It wasn’t until the following fall that Kendra felt herself turn an emotional corner. “I started feeling like I wanted to become a mom again.” They brought the kids home gradually: Wyatt first, then Isabel. The couple sold their house in Norristown and moved in with Kendra’s mom to be closer to the help she still relied on.
Last summer, they began thinking about those two remaining embryos. “These were lives in waiting, just frozen in time,” Kendra says. “I felt like they both needed the opportunity to thrive.”
Friends and family were concerned, even skeptical: What if all the kids are crying at once? What if you have another relapse? But Michael had watched Kendra work hard to find stability as a person, as a parent. “I tried to stick by her: If you feel you’re ready, then let’s do it.”

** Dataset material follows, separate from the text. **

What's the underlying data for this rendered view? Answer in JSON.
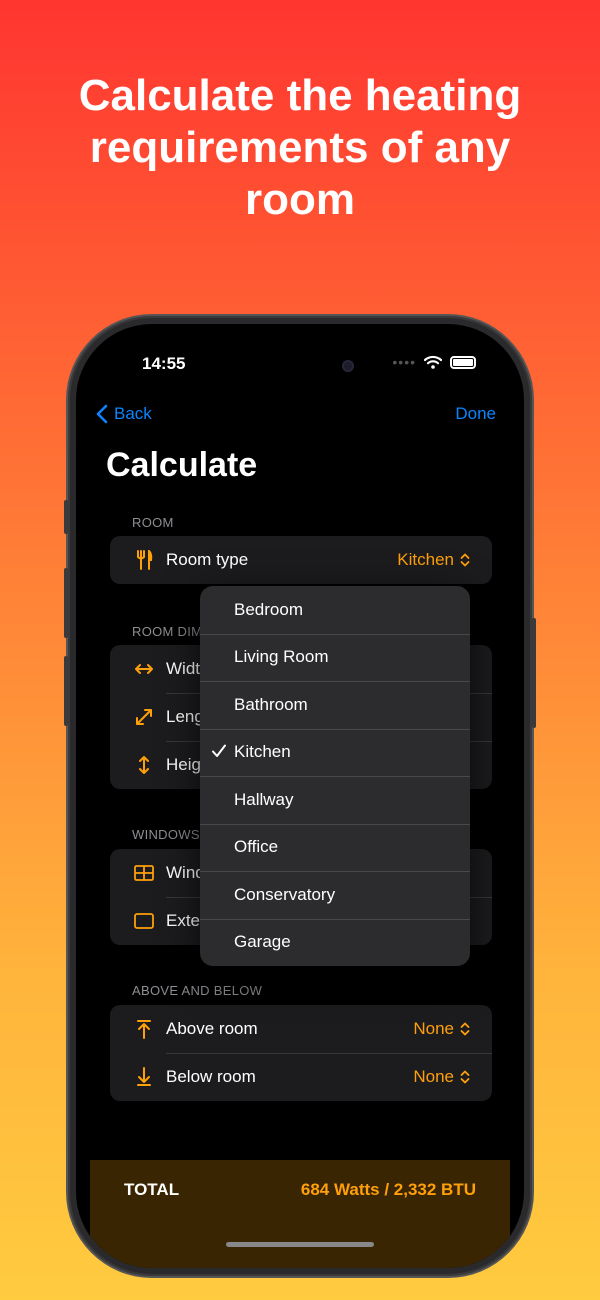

This time, both hearts kept beating. This time, Kendra thought, she’d be there for all the infant milestones. That resolve powered her through a physically taxing pregnancy, including surgery at 26 weeks to remove a periurethral cyst.
The pains she was having at nearly 31 weeks didn’t alarm Kendra: They’re just Braxton Hicks contractions, she told her sister on the phone. Even at Einstein, where she had to grab the wall near the elevator, she assumed a triage nurse would check her and send her home.
Instead, 20 minutes after she arrived at the hospital, she delivered Danica. Quinnlyn, who was breech, came by C-section half an hour later, her umbilical cord knotted around her neck. Kendra and Michael saw them in the NICU near midnight — infants with GI tubes and CPAP masks, their bodies the size of their mother’s hands.
They learned a new routine: daily visits to Pennsylvania Hospital, where the girls were briefly transferred, to hold the babies and change their minuscule diapers. Two weeks later, the babies were back at Einstein. Then a nurse called, one Friday evening, in tears: Because of COVID-19, the medical center was under lockdown. No more visits. Not even to the NICU.
“It was a weird, strange period. I had to grieve what I had imagined to be my birth experience, the kids meeting each other, bringing the babies home,” Kendra says. “I had to mourn what I had anticipated and dreamed of.”
The couple’s courtship in 2008 — goofing around at the Art Museum during College Day on the Parkway, followed by a winter break of hours-long telephone calls — seems both ancient and prescient. It was during those conversations that they first discussed children and bantered about their names.